[Data shown Boundary: Start]

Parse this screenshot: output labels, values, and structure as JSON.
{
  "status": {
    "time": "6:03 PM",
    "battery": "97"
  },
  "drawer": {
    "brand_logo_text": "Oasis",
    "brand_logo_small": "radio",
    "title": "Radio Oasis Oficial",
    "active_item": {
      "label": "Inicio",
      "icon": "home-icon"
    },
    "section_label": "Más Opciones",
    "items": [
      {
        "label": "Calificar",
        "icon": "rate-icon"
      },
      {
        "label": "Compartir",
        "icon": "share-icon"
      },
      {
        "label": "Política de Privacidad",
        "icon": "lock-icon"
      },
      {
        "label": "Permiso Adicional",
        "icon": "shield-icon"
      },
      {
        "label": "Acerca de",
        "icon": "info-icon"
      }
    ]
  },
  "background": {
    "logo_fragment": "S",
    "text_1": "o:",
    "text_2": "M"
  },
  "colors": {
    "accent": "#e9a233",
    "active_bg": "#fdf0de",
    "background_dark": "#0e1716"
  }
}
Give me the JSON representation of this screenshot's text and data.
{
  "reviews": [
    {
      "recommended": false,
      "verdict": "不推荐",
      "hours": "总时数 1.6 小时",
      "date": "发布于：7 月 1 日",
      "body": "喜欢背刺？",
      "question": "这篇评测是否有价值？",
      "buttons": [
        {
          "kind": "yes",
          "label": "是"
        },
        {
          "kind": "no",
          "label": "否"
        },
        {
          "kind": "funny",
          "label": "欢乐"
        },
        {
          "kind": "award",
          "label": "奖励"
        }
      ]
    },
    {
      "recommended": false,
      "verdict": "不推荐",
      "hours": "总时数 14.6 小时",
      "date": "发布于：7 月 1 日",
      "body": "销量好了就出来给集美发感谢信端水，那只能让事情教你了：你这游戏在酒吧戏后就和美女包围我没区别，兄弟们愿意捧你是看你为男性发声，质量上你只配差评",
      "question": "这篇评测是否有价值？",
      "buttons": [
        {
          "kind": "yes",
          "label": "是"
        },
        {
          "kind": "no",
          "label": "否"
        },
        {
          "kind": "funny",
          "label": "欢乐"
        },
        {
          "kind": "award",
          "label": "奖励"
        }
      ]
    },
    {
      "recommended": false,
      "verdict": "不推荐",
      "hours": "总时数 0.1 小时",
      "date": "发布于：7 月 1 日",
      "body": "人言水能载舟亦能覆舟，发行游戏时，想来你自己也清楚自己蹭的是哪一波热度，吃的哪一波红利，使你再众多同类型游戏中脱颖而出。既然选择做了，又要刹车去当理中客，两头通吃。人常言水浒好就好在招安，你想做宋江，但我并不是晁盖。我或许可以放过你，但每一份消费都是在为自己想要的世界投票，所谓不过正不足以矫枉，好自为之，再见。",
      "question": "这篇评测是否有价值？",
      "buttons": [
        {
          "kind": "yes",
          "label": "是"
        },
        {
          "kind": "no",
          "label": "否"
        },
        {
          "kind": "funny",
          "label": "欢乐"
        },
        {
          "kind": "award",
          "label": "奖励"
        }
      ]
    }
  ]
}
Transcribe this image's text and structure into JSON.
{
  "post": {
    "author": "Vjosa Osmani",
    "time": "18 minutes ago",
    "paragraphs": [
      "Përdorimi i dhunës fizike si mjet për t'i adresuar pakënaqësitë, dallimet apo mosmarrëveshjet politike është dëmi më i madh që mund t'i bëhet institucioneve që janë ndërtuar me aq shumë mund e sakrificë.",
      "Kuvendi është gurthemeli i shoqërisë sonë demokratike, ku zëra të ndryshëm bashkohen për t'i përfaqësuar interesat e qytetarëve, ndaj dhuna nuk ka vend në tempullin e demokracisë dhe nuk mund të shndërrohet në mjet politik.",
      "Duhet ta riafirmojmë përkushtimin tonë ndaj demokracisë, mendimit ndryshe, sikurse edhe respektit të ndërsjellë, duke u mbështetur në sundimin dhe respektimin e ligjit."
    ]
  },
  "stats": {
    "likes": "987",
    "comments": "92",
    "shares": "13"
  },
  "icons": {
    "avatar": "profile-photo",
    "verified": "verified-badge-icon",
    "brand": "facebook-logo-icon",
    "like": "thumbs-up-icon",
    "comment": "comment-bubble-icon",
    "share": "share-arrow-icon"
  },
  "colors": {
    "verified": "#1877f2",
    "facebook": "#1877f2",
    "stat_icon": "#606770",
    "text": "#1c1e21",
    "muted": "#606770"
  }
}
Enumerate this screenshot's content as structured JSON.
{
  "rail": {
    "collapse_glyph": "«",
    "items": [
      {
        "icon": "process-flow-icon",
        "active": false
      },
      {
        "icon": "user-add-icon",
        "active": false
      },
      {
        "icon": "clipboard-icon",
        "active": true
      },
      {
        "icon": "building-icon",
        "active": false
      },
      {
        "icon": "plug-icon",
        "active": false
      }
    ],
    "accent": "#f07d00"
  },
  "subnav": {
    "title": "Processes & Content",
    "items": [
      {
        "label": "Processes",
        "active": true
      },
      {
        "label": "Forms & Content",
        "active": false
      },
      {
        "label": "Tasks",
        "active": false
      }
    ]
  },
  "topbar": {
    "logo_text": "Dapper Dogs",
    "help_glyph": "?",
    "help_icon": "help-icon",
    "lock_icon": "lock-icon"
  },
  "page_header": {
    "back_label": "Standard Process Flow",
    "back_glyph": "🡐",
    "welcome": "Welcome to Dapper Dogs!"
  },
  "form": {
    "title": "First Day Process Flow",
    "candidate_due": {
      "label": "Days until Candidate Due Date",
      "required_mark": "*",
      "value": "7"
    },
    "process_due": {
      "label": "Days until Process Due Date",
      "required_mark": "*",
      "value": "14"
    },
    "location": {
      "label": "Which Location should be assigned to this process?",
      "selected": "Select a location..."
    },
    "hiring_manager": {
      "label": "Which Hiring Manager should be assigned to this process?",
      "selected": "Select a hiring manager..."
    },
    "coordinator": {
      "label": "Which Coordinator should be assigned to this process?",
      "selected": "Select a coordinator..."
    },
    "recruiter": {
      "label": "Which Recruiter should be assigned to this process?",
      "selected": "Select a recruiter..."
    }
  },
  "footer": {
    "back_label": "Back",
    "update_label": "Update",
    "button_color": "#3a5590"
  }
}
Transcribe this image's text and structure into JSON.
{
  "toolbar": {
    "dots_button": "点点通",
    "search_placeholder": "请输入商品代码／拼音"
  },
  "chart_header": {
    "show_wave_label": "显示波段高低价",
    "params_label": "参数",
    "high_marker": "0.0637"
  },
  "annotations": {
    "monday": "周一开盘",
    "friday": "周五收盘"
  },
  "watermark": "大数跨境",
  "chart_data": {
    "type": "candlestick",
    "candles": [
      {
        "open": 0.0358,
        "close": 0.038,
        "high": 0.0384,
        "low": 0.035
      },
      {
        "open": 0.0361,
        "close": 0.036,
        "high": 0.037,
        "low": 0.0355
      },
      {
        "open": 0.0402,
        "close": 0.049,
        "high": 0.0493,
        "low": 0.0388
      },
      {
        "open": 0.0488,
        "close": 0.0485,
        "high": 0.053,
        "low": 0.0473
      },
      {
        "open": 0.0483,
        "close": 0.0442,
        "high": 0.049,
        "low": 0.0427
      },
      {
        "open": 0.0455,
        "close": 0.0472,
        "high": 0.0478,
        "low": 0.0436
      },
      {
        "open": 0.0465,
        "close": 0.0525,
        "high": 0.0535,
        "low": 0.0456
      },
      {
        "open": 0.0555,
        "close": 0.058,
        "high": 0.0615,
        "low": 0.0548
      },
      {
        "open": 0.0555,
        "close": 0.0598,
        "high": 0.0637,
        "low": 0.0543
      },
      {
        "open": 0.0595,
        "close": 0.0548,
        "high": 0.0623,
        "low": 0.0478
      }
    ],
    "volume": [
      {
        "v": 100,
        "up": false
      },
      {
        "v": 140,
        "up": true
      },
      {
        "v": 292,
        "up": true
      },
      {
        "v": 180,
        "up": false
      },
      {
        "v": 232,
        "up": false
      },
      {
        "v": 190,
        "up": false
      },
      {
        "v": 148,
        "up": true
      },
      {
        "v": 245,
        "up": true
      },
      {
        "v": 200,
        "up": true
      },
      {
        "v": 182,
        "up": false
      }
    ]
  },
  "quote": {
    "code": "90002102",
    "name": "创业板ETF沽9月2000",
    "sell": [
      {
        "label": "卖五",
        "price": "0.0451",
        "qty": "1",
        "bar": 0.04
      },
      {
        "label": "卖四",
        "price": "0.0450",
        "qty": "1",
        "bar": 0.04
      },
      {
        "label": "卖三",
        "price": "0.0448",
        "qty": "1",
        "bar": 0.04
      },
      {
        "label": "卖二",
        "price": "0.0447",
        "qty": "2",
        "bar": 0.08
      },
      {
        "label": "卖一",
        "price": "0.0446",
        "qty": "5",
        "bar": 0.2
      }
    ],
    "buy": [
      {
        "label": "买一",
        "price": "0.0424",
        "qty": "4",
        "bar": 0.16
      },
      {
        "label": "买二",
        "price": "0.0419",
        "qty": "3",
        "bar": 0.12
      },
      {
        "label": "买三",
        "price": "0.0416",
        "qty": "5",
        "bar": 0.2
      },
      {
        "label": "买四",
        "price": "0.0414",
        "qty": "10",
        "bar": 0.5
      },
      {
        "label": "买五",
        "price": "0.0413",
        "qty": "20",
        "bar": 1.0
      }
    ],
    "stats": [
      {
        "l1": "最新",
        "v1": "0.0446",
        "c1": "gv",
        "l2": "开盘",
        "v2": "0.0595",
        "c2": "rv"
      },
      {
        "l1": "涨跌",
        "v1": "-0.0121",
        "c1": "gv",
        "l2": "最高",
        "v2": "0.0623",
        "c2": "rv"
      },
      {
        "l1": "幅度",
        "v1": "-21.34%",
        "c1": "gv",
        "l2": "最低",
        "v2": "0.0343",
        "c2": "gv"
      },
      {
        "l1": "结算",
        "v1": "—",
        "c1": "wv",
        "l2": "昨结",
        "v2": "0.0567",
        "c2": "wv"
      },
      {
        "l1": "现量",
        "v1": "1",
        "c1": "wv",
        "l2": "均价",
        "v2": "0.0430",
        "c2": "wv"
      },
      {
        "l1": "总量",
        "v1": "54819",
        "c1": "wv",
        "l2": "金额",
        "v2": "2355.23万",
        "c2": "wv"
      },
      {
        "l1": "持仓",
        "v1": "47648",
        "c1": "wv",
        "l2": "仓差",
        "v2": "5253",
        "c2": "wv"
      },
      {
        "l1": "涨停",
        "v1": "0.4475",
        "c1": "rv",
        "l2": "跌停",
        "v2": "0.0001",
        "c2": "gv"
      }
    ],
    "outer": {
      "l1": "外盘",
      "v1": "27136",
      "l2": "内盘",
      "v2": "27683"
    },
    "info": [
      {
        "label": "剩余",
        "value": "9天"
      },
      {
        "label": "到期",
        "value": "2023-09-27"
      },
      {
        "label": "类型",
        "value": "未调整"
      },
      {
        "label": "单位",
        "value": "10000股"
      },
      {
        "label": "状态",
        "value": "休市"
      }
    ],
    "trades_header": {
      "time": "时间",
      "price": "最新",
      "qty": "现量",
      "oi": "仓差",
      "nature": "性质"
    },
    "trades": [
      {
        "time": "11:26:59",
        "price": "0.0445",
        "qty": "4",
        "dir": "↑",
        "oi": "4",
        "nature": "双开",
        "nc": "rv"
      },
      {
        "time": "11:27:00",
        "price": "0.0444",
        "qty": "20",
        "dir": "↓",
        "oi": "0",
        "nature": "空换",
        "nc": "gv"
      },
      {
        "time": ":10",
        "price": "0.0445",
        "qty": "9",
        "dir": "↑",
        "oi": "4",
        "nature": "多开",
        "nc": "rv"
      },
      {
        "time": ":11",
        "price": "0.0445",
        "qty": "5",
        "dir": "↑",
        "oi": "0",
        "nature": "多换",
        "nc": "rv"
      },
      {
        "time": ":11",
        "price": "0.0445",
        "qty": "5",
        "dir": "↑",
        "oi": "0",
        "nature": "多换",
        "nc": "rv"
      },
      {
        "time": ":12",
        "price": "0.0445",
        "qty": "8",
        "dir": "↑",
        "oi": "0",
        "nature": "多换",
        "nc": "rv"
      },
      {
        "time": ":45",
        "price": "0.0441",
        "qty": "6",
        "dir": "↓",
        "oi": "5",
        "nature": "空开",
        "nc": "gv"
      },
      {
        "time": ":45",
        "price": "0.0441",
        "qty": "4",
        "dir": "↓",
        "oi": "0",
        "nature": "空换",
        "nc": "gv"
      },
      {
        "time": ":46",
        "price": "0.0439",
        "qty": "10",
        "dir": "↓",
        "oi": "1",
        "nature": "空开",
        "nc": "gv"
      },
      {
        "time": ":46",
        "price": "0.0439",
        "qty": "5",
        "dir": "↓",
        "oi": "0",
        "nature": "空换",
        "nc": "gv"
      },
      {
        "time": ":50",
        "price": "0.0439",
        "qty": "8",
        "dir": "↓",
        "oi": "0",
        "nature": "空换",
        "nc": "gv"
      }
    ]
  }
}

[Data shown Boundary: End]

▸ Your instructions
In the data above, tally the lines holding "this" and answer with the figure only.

▸ Task solution
9